Beverly (Bear King) Moran | This artist is a member of SWAIA.org
Of Hunkpapa Lakota Heritage and enrolled at the Standing Rock Sioux Indian Reservation in North and South Dakota, Moran grew up in Aberdeen, South Dakota. As a child, she spent the summers in Fort Yates, North Dakota with her grandmother Clara Bear King-Taylor, who would take her to pow wows where she would dance but lacked her regalia. It wasn't until 1996 that she was able to have a Woman's Northern Traditional Buckskin dress made for her. Andrea (her daughter) was 2 years old at the time, and they began to travel the pow wow circuit.
It was actually Andrea's desire to dance that motivated Moran to learn how to bead. Having since becoming recognized dancer in the pow wow world, Moran is known for her woman's Northern Traditional buckskin dance outfits with their distinctive fully beaded yokes, bags, moccasins and leggings, in traditional Lakota beadwork patterns and styling. Not only does she create wearable dance regalia, but she also creates miniatures that are framed and displayed as art pieces.
In 2004, she entered her first art competition , at the New Mexico State Fair, and in 2005 she took the Best of Show award.

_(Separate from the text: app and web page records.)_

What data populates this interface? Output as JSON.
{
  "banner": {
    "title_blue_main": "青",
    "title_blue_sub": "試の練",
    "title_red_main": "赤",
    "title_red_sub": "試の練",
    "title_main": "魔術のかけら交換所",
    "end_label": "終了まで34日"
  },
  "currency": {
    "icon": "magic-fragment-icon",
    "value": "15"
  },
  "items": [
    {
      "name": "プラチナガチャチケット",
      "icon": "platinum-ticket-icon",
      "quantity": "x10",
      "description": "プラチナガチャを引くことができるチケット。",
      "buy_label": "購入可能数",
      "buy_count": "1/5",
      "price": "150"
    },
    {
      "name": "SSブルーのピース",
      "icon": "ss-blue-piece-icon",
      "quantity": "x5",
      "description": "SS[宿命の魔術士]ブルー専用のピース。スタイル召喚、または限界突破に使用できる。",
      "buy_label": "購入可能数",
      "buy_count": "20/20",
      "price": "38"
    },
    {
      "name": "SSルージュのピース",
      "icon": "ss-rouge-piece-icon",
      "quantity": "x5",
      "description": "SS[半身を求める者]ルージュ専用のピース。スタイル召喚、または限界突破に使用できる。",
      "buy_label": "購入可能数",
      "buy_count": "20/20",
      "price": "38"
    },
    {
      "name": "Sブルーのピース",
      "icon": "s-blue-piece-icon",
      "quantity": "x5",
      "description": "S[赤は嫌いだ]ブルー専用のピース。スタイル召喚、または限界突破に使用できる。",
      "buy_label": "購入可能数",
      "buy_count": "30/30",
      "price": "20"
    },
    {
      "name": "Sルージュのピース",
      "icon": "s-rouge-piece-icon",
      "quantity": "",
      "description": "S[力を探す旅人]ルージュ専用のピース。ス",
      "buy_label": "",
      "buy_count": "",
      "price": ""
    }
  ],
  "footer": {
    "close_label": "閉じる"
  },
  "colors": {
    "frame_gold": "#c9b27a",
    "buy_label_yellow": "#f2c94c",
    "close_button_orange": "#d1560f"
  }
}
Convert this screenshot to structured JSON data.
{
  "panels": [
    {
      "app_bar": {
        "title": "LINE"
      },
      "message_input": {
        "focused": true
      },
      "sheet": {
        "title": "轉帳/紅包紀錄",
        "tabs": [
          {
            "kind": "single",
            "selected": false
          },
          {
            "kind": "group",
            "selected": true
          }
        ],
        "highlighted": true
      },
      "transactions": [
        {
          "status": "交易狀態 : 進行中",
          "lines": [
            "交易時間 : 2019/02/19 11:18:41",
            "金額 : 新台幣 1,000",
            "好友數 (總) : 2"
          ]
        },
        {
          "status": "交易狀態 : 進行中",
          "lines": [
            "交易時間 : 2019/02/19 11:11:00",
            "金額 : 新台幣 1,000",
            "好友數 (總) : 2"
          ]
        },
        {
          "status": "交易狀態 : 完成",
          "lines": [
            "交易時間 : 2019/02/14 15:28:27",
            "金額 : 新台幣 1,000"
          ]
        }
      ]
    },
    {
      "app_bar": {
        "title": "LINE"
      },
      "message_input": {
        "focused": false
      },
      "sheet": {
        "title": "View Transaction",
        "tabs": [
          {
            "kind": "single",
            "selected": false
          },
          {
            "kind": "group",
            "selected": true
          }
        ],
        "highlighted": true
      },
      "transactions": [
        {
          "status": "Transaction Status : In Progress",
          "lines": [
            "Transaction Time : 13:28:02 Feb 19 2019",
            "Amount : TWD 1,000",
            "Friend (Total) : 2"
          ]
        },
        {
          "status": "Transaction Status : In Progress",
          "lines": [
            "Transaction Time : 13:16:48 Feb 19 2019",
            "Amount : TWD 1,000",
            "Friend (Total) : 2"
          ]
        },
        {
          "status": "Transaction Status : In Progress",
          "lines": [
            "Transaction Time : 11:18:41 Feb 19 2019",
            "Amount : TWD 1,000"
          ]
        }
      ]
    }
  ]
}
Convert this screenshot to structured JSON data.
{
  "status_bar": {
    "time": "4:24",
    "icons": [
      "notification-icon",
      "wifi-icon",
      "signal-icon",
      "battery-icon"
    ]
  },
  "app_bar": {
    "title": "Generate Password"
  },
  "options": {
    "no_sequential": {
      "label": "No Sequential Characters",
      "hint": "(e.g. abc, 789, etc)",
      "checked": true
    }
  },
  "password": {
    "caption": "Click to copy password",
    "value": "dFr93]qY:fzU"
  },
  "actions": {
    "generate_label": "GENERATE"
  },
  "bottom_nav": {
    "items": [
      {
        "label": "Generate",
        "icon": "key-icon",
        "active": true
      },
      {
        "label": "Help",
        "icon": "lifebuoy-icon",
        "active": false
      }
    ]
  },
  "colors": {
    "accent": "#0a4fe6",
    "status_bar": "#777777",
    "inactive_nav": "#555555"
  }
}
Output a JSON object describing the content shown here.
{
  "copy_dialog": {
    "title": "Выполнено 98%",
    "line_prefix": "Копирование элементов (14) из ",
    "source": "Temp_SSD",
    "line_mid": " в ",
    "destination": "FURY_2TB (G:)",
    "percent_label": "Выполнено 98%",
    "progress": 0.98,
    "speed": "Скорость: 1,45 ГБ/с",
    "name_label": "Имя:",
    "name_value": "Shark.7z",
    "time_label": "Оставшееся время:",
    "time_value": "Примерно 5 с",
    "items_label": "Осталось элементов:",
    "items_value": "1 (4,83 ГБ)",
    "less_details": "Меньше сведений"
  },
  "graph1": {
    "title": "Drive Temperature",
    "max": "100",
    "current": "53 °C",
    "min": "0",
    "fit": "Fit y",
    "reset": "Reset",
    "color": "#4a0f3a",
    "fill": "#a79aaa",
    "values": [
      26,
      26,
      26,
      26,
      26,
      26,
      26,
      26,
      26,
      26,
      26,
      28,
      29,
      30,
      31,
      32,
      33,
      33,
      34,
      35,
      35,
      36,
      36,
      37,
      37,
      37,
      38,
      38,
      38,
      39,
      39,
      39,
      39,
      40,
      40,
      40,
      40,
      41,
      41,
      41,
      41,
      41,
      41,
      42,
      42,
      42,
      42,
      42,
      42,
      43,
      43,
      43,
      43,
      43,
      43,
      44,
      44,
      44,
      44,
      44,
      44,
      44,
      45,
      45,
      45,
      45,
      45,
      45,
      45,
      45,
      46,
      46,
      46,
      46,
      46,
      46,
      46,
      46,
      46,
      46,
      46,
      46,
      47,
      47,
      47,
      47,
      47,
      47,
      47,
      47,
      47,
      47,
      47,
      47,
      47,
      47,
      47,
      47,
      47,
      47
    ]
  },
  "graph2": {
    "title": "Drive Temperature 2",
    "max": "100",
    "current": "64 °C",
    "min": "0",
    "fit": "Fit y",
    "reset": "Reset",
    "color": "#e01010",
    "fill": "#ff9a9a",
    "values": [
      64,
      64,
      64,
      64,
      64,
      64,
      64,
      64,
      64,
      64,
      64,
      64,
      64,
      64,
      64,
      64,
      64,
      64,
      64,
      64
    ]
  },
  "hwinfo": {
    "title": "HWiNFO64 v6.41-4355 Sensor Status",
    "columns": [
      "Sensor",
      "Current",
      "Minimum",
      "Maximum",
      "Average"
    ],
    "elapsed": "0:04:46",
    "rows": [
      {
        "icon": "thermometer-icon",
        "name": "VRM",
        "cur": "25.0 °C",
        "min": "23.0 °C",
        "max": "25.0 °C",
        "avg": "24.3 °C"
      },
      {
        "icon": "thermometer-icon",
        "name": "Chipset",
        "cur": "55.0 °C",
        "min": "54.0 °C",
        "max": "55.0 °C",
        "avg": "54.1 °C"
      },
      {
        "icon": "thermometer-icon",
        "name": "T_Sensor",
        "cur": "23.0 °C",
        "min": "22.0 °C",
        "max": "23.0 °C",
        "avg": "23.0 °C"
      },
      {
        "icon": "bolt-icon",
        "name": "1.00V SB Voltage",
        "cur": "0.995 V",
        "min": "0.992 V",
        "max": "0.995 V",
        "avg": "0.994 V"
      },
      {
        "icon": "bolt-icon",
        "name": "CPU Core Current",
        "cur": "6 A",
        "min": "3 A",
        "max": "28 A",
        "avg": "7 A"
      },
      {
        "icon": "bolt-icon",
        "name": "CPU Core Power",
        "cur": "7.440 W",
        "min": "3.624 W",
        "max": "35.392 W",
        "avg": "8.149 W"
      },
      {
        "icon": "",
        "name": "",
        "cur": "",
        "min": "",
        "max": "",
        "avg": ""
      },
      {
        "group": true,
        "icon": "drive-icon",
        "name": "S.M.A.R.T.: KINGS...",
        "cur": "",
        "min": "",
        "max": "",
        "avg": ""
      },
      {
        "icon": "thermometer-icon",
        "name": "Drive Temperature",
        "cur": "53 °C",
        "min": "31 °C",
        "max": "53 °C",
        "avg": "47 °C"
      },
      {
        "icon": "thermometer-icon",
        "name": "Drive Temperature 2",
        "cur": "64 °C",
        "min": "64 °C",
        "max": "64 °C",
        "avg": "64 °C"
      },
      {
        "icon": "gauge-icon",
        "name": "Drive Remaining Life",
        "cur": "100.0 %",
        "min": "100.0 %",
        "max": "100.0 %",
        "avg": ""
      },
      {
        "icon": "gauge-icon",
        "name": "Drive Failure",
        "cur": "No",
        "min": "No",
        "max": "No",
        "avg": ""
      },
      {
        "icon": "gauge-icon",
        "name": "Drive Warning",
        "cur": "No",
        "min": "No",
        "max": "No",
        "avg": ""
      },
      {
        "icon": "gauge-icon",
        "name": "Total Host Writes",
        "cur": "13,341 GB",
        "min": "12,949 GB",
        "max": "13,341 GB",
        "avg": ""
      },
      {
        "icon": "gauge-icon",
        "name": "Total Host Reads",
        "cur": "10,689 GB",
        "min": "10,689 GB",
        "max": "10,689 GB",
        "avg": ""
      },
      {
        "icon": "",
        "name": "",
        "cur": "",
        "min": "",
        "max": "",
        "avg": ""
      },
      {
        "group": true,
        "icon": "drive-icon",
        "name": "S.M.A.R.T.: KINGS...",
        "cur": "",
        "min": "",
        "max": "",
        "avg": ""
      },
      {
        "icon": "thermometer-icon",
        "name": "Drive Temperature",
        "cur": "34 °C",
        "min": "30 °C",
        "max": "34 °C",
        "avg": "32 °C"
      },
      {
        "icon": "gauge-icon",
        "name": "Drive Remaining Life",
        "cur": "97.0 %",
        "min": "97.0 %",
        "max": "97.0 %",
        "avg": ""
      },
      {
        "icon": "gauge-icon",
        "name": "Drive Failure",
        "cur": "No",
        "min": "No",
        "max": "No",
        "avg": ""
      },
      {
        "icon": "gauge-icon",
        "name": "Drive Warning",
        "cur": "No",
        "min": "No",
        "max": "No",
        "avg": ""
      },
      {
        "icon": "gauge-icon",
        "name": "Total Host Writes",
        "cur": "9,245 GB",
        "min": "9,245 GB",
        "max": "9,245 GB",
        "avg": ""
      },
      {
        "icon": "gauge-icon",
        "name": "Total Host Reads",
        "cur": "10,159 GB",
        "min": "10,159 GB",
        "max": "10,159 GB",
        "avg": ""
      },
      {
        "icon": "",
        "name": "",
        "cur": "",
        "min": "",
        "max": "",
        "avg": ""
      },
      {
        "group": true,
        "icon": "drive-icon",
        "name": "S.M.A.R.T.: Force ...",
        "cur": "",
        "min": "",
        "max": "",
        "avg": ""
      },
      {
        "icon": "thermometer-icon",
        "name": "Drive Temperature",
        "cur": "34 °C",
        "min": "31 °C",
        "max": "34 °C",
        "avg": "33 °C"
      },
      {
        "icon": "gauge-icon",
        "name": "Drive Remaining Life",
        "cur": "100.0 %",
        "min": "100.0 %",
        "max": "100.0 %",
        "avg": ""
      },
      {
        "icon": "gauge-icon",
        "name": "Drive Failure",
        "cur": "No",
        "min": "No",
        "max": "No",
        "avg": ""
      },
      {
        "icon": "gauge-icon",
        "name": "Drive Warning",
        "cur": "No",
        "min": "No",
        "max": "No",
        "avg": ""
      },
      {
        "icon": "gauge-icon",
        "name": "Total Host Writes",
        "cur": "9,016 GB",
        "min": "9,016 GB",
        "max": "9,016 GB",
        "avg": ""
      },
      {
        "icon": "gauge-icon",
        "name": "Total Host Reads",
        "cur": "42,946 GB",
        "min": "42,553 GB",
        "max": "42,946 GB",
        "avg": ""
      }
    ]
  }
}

In 2007, she not only won top awards at the Santa Fe Indian Art Market, but she was also awarded a prestigious fellowship by the Southwestern Association of Indian Arts (SWAIA). Since she has received numerous awards in the top Indian Art Markets, including the Heard Museum Guild Fair & Market, the Red Cloud Indian Art Show, the Cherokee Art Market, the Gathering of People, Wind and Water, and the Native American Clothing Contest at the Santa Fe Indian Art Market. In 2016 she won Best of Show at the Autry Museum of the American West and the Best of Classification at the Heard Museum Indian Fair & Market in 2018. Recently, her dress "Seen By Her Nation" won a prestigious award at the Southwestern Association Native American Clothing Contest. Additionally, she is a two-time recipient of the First Peoples Fund, Artist in Business Leadership Program and has received a grant from the Native Creative Development Program. She was a 2016 Cultural Capital Grant Recipient from First Peoples Fund.